Whatever pictures the entries hold, omit them, and output exactly the lines from the one containing "Extract the structured" through the final line.

**Material for this exercise**.
=== Section Start ===

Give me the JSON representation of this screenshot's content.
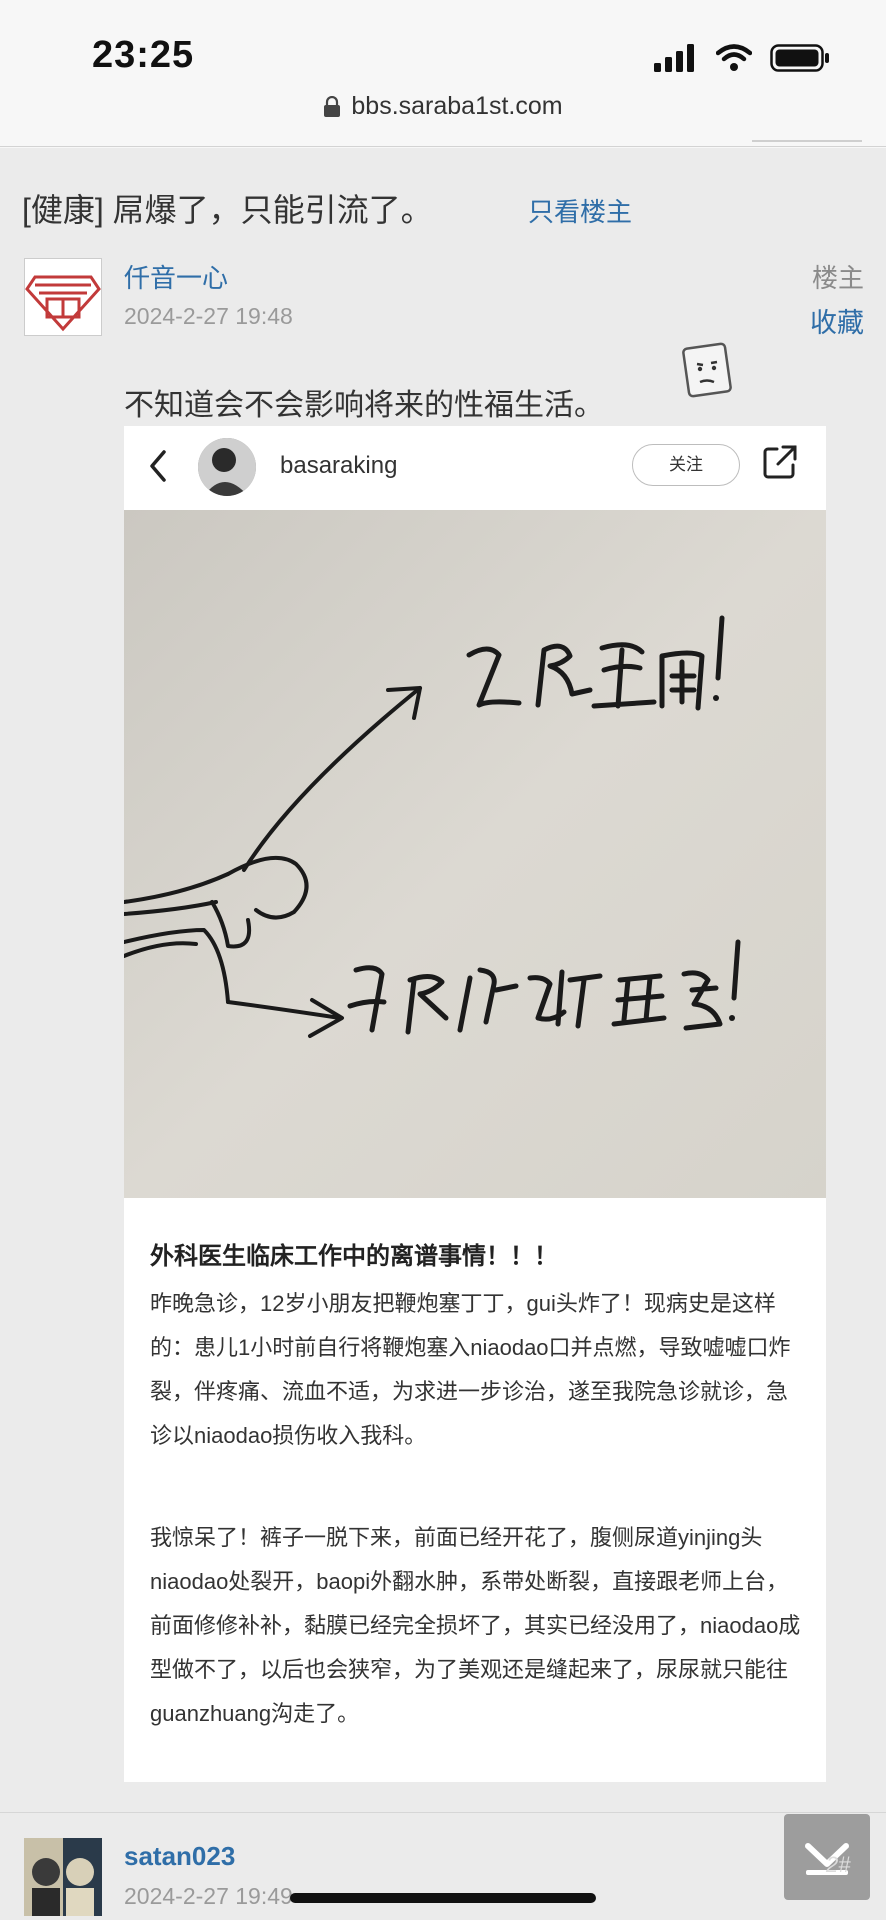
{
  "status_bar": {
    "time": "23:25"
  },
  "browser": {
    "url": "bbs.saraba1st.com"
  },
  "thread": {
    "title": "[健康] 屌爆了，只能引流了。",
    "only_op_link": "只看楼主"
  },
  "post1": {
    "author": "仟音一心",
    "date": "2024-2-27 19:48",
    "floor_label": "楼主",
    "favorite_link": "收藏",
    "text": "不知道会不会影响将来的性福生活。"
  },
  "embedded_post": {
    "username": "basaraking",
    "follow_label": "关注",
    "handwriting_top": "飞溅而出！",
    "handwriting_bottom": "尿从管道里走！",
    "title": "外科医生临床工作中的离谱事情！！！",
    "paragraphs": [
      "昨晚急诊，12岁小朋友把鞭炮塞丁丁，gui头炸了！现病史是这样的：患儿1小时前自行将鞭炮塞入niaodao口并点燃，导致嘘嘘口炸裂，伴疼痛、流血不适，为求进一步诊治，遂至我院急诊就诊，急诊以niaodao损伤收入我科。",
      "我惊呆了！裤子一脱下来，前面已经开花了，腹侧尿道yinjing头niaodao处裂开，baopi外翻水肿，系带处断裂，直接跟老师上台，前面修修补补，黏膜已经完全损坏了，其实已经没用了，niaodao成型做不了，以后也会狭窄，为了美观还是缝起来了，尿尿就只能往guanzhuang沟走了。"
    ]
  },
  "post2": {
    "author": "satan023",
    "date": "2024-2-27 19:49",
    "floor": "2#"
  }
}
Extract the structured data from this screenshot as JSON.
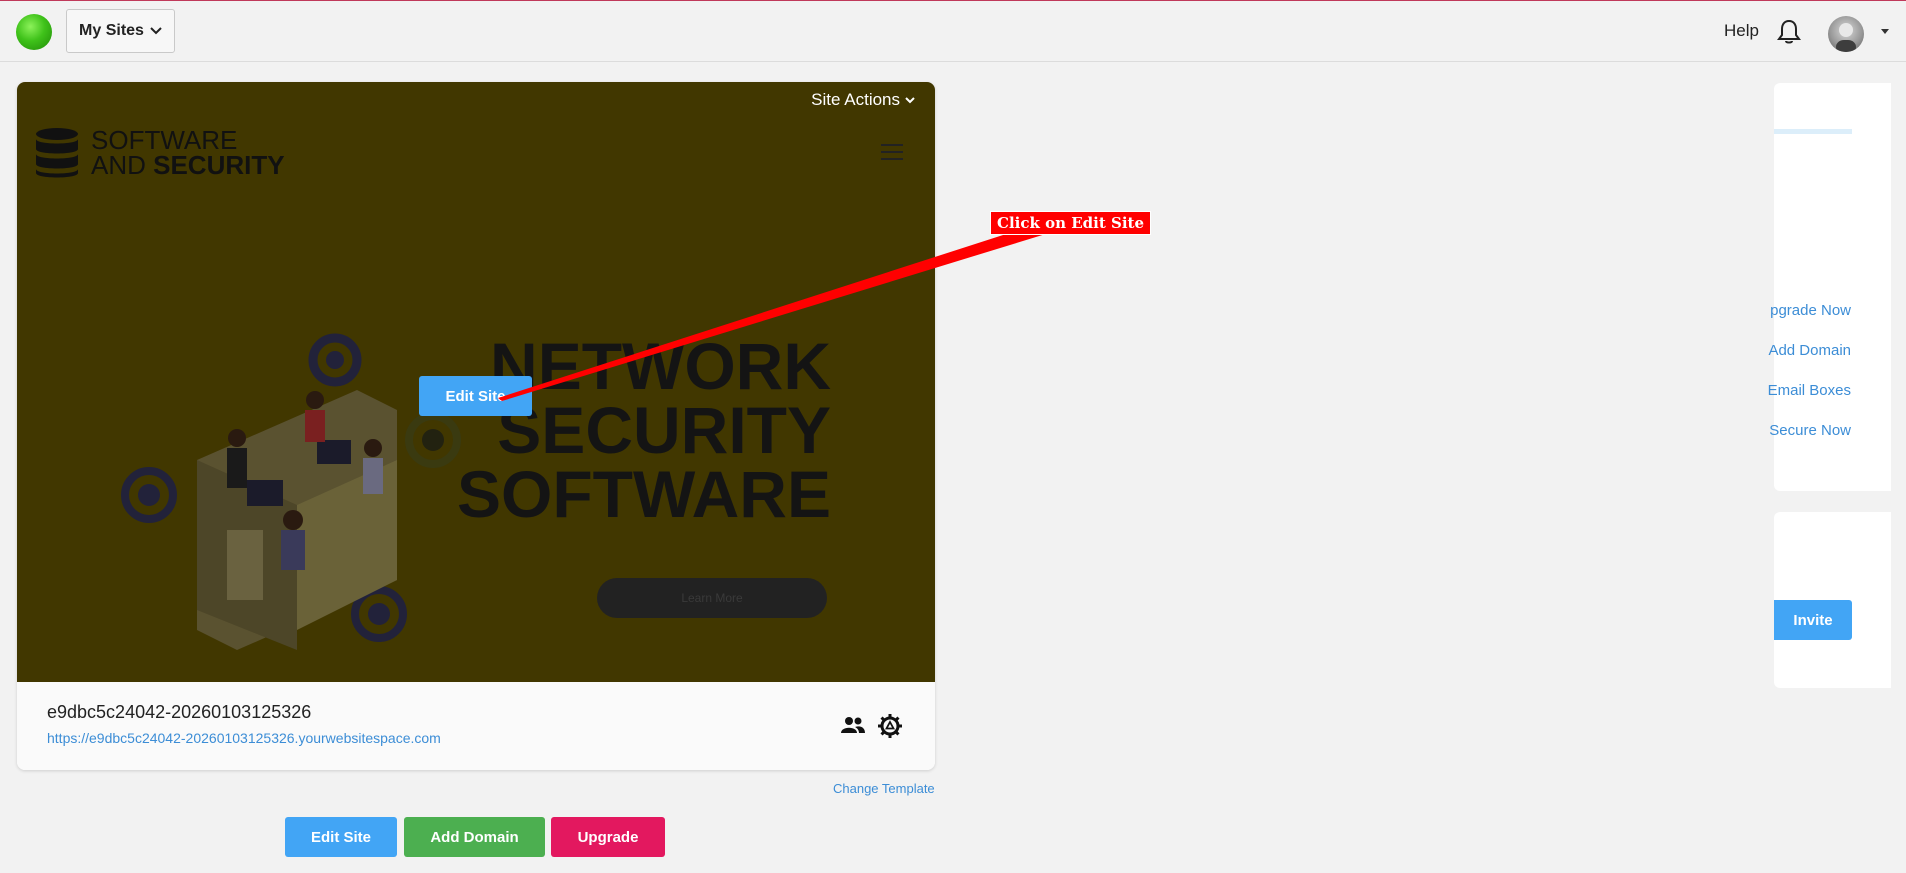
{
  "header": {
    "sites_menu_label": "My Sites",
    "help_label": "Help"
  },
  "site_card": {
    "actions_label": "Site Actions",
    "preview": {
      "brand_line1": "SOFTWARE",
      "brand_line2_a": "AND ",
      "brand_line2_b": "SECURITY",
      "headline": [
        "NETWORK",
        "SECURITY",
        "SOFTWARE"
      ],
      "learn_more_label": "Learn More",
      "edit_site_label": "Edit Site"
    },
    "site_name": "e9dbc5c24042-20260103125326",
    "site_url": "https://e9dbc5c24042-20260103125326.yourwebsitespace.com"
  },
  "change_template_label": "Change Template",
  "actions": {
    "edit_site": "Edit Site",
    "add_domain": "Add Domain",
    "upgrade": "Upgrade"
  },
  "callout": "Click on Edit Site",
  "right_panel": {
    "links": [
      "pgrade Now",
      "Add Domain",
      "Email Boxes",
      "Secure Now"
    ],
    "invite_label": "Invite"
  },
  "colors": {
    "primary_blue": "#42a5f5",
    "green": "#4caf50",
    "pink": "#e3185f",
    "preview_overlay": "#413700",
    "callout_red": "#ff0000"
  }
}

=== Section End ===

**Expected output**.
Extract the structured data from this screenshot as JSON.
{
  "header": {
    "sites_menu_label": "My Sites",
    "help_label": "Help"
  },
  "site_card": {
    "actions_label": "Site Actions",
    "preview": {
      "brand_line1": "SOFTWARE",
      "brand_line2_a": "AND ",
      "brand_line2_b": "SECURITY",
      "headline": [
        "NETWORK",
        "SECURITY",
        "SOFTWARE"
      ],
      "learn_more_label": "Learn More",
      "edit_site_label": "Edit Site"
    },
    "site_name": "e9dbc5c24042-20260103125326",
    "site_url": "https://e9dbc5c24042-20260103125326.yourwebsitespace.com"
  },
  "change_template_label": "Change Template",
  "actions": {
    "edit_site": "Edit Site",
    "add_domain": "Add Domain",
    "upgrade": "Upgrade"
  },
  "callout": "Click on Edit Site",
  "right_panel": {
    "links": [
      "pgrade Now",
      "Add Domain",
      "Email Boxes",
      "Secure Now"
    ],
    "invite_label": "Invite"
  },
  "colors": {
    "primary_blue": "#42a5f5",
    "green": "#4caf50",
    "pink": "#e3185f",
    "preview_overlay": "#413700",
    "callout_red": "#ff0000"
  }
}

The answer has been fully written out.